▸ **What to work on**:
Lines holding the string "icon" are the ones to copy; find them all in the data.

▸ **Task material**:
────────
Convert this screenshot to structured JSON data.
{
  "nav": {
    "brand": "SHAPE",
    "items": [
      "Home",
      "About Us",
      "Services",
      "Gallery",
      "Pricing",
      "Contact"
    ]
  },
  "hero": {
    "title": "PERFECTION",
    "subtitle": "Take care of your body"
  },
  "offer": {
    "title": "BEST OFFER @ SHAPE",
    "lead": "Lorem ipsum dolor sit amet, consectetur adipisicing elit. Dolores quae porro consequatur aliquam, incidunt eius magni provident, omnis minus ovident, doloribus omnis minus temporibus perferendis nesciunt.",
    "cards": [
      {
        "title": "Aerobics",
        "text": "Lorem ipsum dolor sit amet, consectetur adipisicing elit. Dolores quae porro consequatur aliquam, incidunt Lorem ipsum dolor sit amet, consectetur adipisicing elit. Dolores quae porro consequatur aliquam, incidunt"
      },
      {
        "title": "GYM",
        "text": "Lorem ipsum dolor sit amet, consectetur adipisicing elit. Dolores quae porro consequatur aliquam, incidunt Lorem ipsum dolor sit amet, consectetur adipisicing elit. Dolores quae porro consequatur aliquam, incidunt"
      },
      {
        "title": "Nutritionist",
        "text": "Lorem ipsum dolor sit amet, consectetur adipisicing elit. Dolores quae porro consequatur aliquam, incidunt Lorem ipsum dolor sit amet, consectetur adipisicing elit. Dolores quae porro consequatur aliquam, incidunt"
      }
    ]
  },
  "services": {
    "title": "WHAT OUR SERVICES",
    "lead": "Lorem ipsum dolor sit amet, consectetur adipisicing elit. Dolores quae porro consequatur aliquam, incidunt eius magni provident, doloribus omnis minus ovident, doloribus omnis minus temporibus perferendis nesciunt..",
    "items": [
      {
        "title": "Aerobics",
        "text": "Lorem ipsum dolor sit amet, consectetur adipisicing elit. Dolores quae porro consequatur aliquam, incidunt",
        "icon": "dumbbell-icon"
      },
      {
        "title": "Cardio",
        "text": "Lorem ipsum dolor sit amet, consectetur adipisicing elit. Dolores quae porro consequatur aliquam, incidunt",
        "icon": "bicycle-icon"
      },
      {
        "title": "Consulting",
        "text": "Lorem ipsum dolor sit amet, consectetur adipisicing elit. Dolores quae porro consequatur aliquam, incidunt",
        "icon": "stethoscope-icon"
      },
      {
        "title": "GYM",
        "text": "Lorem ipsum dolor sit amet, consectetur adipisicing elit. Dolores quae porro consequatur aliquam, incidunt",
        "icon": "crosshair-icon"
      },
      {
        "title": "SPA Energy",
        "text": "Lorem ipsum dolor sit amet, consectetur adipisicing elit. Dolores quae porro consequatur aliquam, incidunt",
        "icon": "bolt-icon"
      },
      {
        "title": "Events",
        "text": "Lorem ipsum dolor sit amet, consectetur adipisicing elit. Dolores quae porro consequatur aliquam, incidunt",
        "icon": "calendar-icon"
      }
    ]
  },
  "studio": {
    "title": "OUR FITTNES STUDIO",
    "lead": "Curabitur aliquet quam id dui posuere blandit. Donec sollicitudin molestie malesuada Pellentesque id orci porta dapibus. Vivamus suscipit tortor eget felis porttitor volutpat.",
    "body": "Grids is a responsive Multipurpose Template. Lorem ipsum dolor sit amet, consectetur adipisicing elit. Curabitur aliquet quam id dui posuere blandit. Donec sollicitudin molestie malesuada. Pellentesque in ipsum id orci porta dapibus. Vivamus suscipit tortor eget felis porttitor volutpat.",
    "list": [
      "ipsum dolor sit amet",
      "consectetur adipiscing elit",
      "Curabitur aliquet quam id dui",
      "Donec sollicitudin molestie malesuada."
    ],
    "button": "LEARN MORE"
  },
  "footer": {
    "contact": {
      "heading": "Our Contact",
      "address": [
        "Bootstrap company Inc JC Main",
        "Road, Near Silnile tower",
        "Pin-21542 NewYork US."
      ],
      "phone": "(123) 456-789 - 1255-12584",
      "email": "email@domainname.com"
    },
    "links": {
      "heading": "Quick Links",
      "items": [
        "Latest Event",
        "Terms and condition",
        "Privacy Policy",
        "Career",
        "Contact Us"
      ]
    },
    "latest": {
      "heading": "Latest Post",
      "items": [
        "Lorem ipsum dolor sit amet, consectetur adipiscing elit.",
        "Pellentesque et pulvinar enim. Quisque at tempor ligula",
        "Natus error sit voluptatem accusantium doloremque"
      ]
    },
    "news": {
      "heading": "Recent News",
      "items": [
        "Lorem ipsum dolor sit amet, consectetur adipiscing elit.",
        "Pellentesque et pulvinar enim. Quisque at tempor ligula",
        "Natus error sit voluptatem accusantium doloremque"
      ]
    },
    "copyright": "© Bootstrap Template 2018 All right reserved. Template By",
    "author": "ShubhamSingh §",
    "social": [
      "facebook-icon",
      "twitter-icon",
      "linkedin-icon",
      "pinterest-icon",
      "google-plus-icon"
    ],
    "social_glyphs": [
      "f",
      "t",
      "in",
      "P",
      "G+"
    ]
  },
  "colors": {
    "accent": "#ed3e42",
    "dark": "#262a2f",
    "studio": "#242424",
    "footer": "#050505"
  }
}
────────
▸ **Reply to the exercise**:
        "icon": "dumbbell-icon"
        "icon": "bicycle-icon"
        "icon": "stethoscope-icon"
        "icon": "crosshair-icon"
        "icon": "bolt-icon"
        "icon": "calendar-icon"
      "facebook-icon",
      "twitter-icon",
      "linkedin-icon",
      "pinterest-icon",
      "google-plus-icon"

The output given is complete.